* Problem to work on:
Down to the last line, print the entries below exactly, and keep every picture out of the copy.

* Material for the task:
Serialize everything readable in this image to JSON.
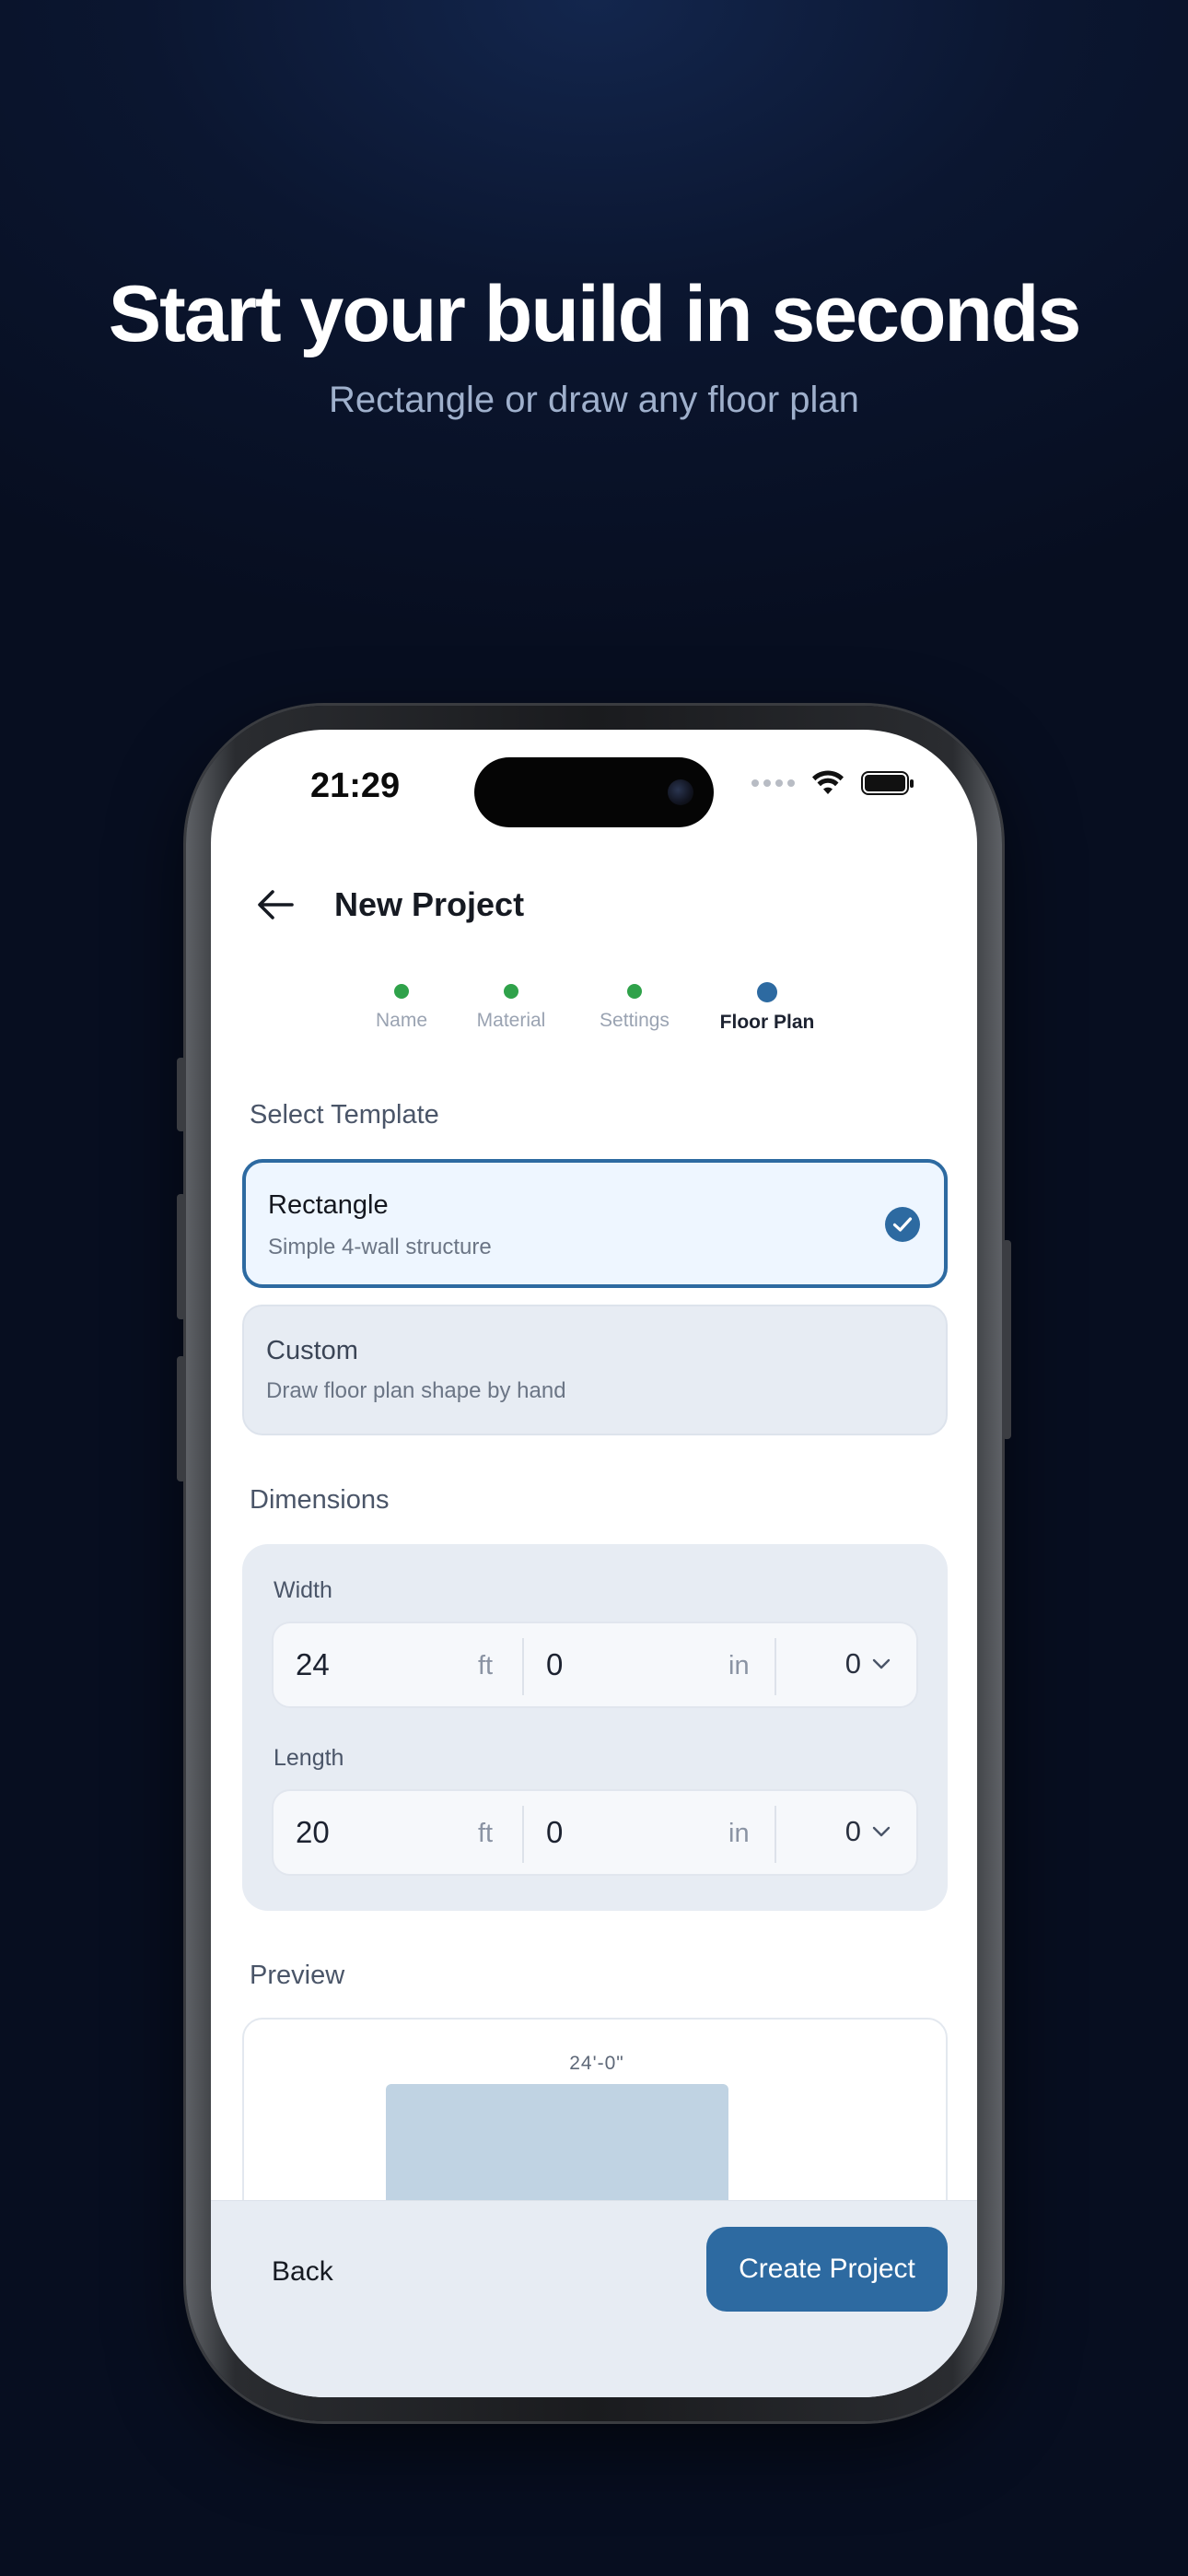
{
  "hero": {
    "title": "Start your build in seconds",
    "subtitle": "Rectangle or draw any floor plan"
  },
  "status_bar": {
    "time": "21:29",
    "icons": [
      "cellular-dots-icon",
      "wifi-icon",
      "battery-icon"
    ]
  },
  "header": {
    "back_icon": "arrow-left-icon",
    "title": "New Project"
  },
  "stepper": {
    "steps": [
      {
        "label": "Name",
        "state": "complete"
      },
      {
        "label": "Material",
        "state": "complete"
      },
      {
        "label": "Settings",
        "state": "complete"
      },
      {
        "label": "Floor Plan",
        "state": "active"
      }
    ],
    "complete_color": "#2fa24a",
    "active_color": "#2d6aa1"
  },
  "template_section": {
    "label": "Select Template",
    "options": [
      {
        "title": "Rectangle",
        "description": "Simple 4-wall structure",
        "selected": true
      },
      {
        "title": "Custom",
        "description": "Draw floor plan shape by hand",
        "selected": false
      }
    ]
  },
  "dimensions": {
    "label": "Dimensions",
    "width": {
      "label": "Width",
      "feet": "24",
      "feet_unit": "ft",
      "inches": "0",
      "inches_unit": "in",
      "fraction": "0"
    },
    "length": {
      "label": "Length",
      "feet": "20",
      "feet_unit": "ft",
      "inches": "0",
      "inches_unit": "in",
      "fraction": "0"
    }
  },
  "preview": {
    "label": "Preview",
    "width_label": "24'-0\""
  },
  "footer": {
    "back_label": "Back",
    "create_label": "Create Project"
  },
  "colors": {
    "accent": "#2d6aa1",
    "background_dark": "#0b1630",
    "preview_fill": "#c0d3e3"
  }
}
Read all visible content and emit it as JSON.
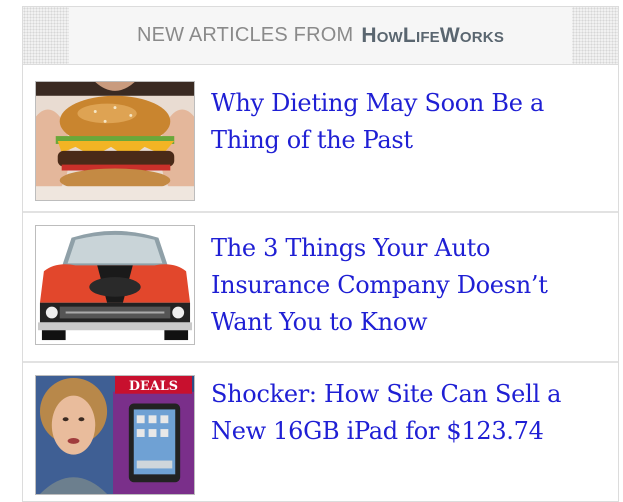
{
  "header": {
    "prefix": "NEW ARTICLES FROM",
    "brand": "HowLifeWorks"
  },
  "articles": [
    {
      "title": "Why Dieting May Soon Be a Thing of the Past",
      "thumb_icon": "burger-photo"
    },
    {
      "title": "The 3 Things Your Auto Insurance Company Doesn’t Want You to Know",
      "thumb_icon": "car-photo"
    },
    {
      "title": "Shocker: How Site Can Sell a New 16GB iPad for $123.74",
      "thumb_icon": "news-anchor-ipad-photo",
      "badge": "DEALS"
    }
  ],
  "colors": {
    "link": "#1f1fd4",
    "header_text": "#8a8a8a",
    "brand_text": "#5a6670",
    "car_red": "#e2472c",
    "deals_red": "#c8102e"
  }
}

* Task output:
Serialize everything readable in this image to JSON.
{
  "hero": {
    "title": "Start your build in seconds",
    "subtitle": "Rectangle or draw any floor plan"
  },
  "status_bar": {
    "time": "21:29",
    "icons": [
      "cellular-dots-icon",
      "wifi-icon",
      "battery-icon"
    ]
  },
  "header": {
    "back_icon": "arrow-left-icon",
    "title": "New Project"
  },
  "stepper": {
    "steps": [
      {
        "label": "Name",
        "state": "complete"
      },
      {
        "label": "Material",
        "state": "complete"
      },
      {
        "label": "Settings",
        "state": "complete"
      },
      {
        "label": "Floor Plan",
        "state": "active"
      }
    ],
    "complete_color": "#2fa24a",
    "active_color": "#2d6aa1"
  },
  "template_section": {
    "label": "Select Template",
    "options": [
      {
        "title": "Rectangle",
        "description": "Simple 4-wall structure",
        "selected": true
      },
      {
        "title": "Custom",
        "description": "Draw floor plan shape by hand",
        "selected": false
      }
    ]
  },
  "dimensions": {
    "label": "Dimensions",
    "width": {
      "label": "Width",
      "feet": "24",
      "feet_unit": "ft",
      "inches": "0",
      "inches_unit": "in",
      "fraction": "0"
    },
    "length": {
      "label": "Length",
      "feet": "20",
      "feet_unit": "ft",
      "inches": "0",
      "inches_unit": "in",
      "fraction": "0"
    }
  },
  "preview": {
    "label": "Preview",
    "width_label": "24'-0\""
  },
  "footer": {
    "back_label": "Back",
    "create_label": "Create Project"
  },
  "colors": {
    "accent": "#2d6aa1",
    "background_dark": "#0b1630",
    "preview_fill": "#c0d3e3"
  }
}
Read all visible content and emit it as JSON.
{
  "header": {
    "prefix": "NEW ARTICLES FROM",
    "brand": "HowLifeWorks"
  },
  "articles": [
    {
      "title": "Why Dieting May Soon Be a Thing of the Past",
      "thumb_icon": "burger-photo"
    },
    {
      "title": "The 3 Things Your Auto Insurance Company Doesn’t Want You to Know",
      "thumb_icon": "car-photo"
    },
    {
      "title": "Shocker: How Site Can Sell a New 16GB iPad for $123.74",
      "thumb_icon": "news-anchor-ipad-photo",
      "badge": "DEALS"
    }
  ],
  "colors": {
    "link": "#1f1fd4",
    "header_text": "#8a8a8a",
    "brand_text": "#5a6670",
    "car_red": "#e2472c",
    "deals_red": "#c8102e"
  }
}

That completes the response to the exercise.